1. Limits and Derivatives
Derivative introduced as rate of change both as that of distance function and geometrically.
Intutive idea of limit. Limits of polynomials and rational functions, trignometric, exponential and logarithmic functions. Definition of derivative, relate it to slope of tangent of a curve, derivative of sum, difference, product and quotient of functions. The derivative of polynomial and trignometric functions.
Unit-V: Mathematical Reasoning
1. Mathematical Reasoning
Mathematically acceptable statements. Connecting words/ phrases – consolidating the understanding of “if and only if (necessary and sufficient) condition”, “implies”, “and/or”, “implied by”, “and”, “or”, “there exists” and their use through variety of examples related to real life and Mathematics. Validating the statements involving the connecting words difference between contradiction, converse and contrapositive.
Unit-VI: Statistics and Probability
Measures of dispersion; Range, mean deviation, variance and standard deviation of ungrouped/grouped data. Analysis of frequency distributions with equal means but different variances.
Random experiments; outcomes, sample spaces (set representation). Events; occurrence of events, ‘not’, ‘and’ and ‘or’ events, exhaustive events, mutually exclusive events, Axiomatic (set theoretic) probability, connections with the theories of earlier classes.
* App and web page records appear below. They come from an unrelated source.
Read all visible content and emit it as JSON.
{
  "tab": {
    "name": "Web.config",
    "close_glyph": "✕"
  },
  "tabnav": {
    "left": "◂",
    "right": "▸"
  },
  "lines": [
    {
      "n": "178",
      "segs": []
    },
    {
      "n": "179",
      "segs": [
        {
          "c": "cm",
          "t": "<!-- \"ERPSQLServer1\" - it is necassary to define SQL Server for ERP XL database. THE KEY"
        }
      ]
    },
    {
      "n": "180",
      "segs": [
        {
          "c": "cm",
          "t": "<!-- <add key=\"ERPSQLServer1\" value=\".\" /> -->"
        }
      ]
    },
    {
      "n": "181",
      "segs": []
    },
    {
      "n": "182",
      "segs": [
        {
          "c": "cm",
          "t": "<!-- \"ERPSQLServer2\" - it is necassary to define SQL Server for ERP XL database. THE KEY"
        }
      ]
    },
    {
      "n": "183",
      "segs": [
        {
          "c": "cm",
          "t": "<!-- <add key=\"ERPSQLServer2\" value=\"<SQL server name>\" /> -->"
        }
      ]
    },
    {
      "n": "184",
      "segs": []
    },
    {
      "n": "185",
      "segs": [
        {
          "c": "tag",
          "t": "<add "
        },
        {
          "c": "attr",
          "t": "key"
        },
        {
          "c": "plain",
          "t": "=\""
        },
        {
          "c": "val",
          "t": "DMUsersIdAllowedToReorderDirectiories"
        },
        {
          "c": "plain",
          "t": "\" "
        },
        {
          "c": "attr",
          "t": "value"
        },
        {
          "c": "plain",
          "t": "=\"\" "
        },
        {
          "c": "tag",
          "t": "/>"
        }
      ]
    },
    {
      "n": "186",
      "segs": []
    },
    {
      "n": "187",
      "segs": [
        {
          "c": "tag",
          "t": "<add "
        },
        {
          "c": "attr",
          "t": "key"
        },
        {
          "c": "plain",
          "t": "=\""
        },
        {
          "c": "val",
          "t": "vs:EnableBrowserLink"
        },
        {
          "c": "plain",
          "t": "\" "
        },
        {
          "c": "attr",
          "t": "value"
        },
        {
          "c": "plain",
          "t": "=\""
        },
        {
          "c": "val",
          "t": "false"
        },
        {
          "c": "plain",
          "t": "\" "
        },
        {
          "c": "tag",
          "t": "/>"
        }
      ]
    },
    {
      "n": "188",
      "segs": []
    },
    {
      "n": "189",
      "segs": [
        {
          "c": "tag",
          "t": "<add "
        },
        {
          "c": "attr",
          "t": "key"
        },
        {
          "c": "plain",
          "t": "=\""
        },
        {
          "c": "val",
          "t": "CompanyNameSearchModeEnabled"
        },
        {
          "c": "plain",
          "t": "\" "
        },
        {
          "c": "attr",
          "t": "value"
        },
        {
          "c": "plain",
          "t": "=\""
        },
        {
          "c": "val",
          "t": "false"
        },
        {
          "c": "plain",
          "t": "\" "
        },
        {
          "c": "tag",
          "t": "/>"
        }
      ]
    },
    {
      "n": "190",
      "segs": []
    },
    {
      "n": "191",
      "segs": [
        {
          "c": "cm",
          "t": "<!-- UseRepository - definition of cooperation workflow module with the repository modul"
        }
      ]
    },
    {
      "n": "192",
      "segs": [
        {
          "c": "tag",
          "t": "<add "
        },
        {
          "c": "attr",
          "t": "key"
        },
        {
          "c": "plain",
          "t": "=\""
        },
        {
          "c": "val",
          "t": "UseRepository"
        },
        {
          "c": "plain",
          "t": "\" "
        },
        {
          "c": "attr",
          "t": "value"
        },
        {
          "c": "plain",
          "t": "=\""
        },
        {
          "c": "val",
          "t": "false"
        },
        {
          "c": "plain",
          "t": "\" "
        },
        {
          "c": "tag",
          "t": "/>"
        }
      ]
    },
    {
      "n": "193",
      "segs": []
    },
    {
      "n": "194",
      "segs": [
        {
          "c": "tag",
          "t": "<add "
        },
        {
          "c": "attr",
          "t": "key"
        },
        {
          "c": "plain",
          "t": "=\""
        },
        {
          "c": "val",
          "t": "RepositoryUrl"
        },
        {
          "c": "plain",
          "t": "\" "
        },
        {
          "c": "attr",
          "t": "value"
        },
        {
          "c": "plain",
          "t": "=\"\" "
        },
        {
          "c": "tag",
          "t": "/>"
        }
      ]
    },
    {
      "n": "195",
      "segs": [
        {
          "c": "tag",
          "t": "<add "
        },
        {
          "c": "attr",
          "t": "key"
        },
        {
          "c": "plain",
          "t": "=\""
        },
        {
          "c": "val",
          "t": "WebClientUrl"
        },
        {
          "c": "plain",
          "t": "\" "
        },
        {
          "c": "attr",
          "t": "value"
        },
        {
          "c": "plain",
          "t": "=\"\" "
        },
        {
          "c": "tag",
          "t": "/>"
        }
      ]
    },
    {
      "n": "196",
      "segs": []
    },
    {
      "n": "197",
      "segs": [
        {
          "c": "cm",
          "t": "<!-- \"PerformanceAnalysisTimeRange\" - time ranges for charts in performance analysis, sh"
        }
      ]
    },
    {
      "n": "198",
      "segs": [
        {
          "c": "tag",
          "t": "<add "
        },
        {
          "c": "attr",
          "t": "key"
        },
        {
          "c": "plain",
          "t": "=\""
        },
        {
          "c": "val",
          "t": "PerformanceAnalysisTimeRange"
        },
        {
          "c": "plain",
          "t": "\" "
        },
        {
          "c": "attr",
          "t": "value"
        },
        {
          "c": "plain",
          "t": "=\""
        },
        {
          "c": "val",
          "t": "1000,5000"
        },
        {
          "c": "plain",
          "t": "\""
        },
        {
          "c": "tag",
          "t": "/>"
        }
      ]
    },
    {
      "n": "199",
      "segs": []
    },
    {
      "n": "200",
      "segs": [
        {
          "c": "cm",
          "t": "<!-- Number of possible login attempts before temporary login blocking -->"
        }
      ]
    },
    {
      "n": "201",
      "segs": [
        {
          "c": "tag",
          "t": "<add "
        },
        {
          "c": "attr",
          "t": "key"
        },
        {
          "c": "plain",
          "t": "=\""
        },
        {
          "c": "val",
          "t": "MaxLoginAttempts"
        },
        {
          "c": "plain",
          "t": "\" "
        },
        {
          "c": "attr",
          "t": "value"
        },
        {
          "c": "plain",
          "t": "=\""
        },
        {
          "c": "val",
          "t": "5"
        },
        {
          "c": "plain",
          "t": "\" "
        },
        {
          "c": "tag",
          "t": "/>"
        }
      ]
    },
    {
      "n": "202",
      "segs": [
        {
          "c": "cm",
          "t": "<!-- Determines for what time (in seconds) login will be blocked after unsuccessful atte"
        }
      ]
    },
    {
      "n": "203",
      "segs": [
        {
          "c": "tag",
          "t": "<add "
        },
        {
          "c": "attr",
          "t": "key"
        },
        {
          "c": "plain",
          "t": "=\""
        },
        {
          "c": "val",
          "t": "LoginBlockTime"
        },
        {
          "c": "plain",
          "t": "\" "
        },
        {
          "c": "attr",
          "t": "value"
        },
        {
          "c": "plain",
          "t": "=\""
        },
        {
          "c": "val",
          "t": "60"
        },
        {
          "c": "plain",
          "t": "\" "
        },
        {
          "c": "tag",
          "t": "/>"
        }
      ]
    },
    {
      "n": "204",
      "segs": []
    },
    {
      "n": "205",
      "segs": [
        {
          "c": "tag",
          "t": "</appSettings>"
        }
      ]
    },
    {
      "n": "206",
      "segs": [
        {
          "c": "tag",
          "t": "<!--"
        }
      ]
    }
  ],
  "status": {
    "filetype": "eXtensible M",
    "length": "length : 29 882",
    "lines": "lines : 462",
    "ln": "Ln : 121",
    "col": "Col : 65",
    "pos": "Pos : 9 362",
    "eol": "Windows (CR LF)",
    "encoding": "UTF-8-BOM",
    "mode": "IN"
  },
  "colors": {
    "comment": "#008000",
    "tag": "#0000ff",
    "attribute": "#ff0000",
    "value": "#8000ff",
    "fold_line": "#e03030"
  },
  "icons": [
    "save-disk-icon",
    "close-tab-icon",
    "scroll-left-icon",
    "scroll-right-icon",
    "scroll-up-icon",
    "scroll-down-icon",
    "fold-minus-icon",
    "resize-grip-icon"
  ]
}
Probability of an event, probability of ‘not’, ‘and’ and ‘or’ events.